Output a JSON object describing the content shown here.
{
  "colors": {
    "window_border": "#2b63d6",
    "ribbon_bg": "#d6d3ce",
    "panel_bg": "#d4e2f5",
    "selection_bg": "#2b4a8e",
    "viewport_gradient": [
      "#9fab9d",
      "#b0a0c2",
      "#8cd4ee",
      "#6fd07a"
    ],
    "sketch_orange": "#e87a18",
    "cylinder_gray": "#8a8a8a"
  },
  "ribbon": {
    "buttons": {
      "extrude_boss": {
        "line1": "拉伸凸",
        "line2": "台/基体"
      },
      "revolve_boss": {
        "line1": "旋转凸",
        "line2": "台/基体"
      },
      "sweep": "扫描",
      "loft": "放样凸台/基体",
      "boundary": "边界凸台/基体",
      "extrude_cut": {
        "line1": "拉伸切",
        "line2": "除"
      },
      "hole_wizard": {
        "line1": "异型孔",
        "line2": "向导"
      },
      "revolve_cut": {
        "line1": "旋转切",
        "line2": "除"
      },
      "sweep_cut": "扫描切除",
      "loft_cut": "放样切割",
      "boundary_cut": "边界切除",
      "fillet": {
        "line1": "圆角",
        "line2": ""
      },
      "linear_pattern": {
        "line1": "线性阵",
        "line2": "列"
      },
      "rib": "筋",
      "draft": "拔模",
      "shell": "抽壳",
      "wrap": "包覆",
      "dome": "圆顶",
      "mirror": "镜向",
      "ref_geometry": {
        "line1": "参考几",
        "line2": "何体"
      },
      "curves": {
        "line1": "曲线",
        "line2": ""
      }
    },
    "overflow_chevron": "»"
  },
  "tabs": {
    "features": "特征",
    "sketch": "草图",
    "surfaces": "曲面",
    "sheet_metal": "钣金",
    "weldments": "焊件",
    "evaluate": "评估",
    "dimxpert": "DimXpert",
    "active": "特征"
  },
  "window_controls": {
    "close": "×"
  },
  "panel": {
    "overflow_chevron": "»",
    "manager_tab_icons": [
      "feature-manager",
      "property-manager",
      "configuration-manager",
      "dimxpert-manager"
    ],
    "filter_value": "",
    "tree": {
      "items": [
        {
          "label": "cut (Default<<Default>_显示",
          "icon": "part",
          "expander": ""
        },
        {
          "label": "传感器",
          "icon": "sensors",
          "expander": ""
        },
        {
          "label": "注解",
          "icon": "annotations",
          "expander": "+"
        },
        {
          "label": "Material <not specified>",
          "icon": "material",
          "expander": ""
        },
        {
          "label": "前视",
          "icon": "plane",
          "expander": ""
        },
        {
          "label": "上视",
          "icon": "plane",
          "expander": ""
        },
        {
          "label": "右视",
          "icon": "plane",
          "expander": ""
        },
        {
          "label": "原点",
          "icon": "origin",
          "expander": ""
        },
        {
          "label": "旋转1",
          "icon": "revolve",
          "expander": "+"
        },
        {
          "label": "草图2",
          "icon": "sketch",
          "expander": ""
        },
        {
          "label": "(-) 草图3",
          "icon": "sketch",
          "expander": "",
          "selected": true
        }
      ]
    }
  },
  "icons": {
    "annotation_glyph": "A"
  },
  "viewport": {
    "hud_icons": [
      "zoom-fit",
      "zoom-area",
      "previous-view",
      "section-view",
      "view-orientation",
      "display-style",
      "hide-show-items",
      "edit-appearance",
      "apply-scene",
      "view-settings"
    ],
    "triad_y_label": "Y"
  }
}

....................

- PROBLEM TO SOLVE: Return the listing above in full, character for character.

- OUTPUT OF THE TASK:
Output a JSON object describing the content shown here.
{
  "colors": {
    "window_border": "#2b63d6",
    "ribbon_bg": "#d6d3ce",
    "panel_bg": "#d4e2f5",
    "selection_bg": "#2b4a8e",
    "viewport_gradient": [
      "#9fab9d",
      "#b0a0c2",
      "#8cd4ee",
      "#6fd07a"
    ],
    "sketch_orange": "#e87a18",
    "cylinder_gray": "#8a8a8a"
  },
  "ribbon": {
    "buttons": {
      "extrude_boss": {
        "line1": "拉伸凸",
        "line2": "台/基体"
      },
      "revolve_boss": {
        "line1": "旋转凸",
        "line2": "台/基体"
      },
      "sweep": "扫描",
      "loft": "放样凸台/基体",
      "boundary": "边界凸台/基体",
      "extrude_cut": {
        "line1": "拉伸切",
        "line2": "除"
      },
      "hole_wizard": {
        "line1": "异型孔",
        "line2": "向导"
      },
      "revolve_cut": {
        "line1": "旋转切",
        "line2": "除"
      },
      "sweep_cut": "扫描切除",
      "loft_cut": "放样切割",
      "boundary_cut": "边界切除",
      "fillet": {
        "line1": "圆角",
        "line2": ""
      },
      "linear_pattern": {
        "line1": "线性阵",
        "line2": "列"
      },
      "rib": "筋",
      "draft": "拔模",
      "shell": "抽壳",
      "wrap": "包覆",
      "dome": "圆顶",
      "mirror": "镜向",
      "ref_geometry": {
        "line1": "参考几",
        "line2": "何体"
      },
      "curves": {
        "line1": "曲线",
        "line2": ""
      }
    },
    "overflow_chevron": "»"
  },
  "tabs": {
    "features": "特征",
    "sketch": "草图",
    "surfaces": "曲面",
    "sheet_metal": "钣金",
    "weldments": "焊件",
    "evaluate": "评估",
    "dimxpert": "DimXpert",
    "active": "特征"
  },
  "window_controls": {
    "close": "×"
  },
  "panel": {
    "overflow_chevron": "»",
    "manager_tab_icons": [
      "feature-manager",
      "property-manager",
      "configuration-manager",
      "dimxpert-manager"
    ],
    "filter_value": "",
    "tree": {
      "items": [
        {
          "label": "cut (Default<<Default>_显示",
          "icon": "part",
          "expander": ""
        },
        {
          "label": "传感器",
          "icon": "sensors",
          "expander": ""
        },
        {
          "label": "注解",
          "icon": "annotations",
          "expander": "+"
        },
        {
          "label": "Material <not specified>",
          "icon": "material",
          "expander": ""
        },
        {
          "label": "前视",
          "icon": "plane",
          "expander": ""
        },
        {
          "label": "上视",
          "icon": "plane",
          "expander": ""
        },
        {
          "label": "右视",
          "icon": "plane",
          "expander": ""
        },
        {
          "label": "原点",
          "icon": "origin",
          "expander": ""
        },
        {
          "label": "旋转1",
          "icon": "revolve",
          "expander": "+"
        },
        {
          "label": "草图2",
          "icon": "sketch",
          "expander": ""
        },
        {
          "label": "(-) 草图3",
          "icon": "sketch",
          "expander": "",
          "selected": true
        }
      ]
    }
  },
  "icons": {
    "annotation_glyph": "A"
  },
  "viewport": {
    "hud_icons": [
      "zoom-fit",
      "zoom-area",
      "previous-view",
      "section-view",
      "view-orientation",
      "display-style",
      "hide-show-items",
      "edit-appearance",
      "apply-scene",
      "view-settings"
    ],
    "triad_y_label": "Y"
  }
}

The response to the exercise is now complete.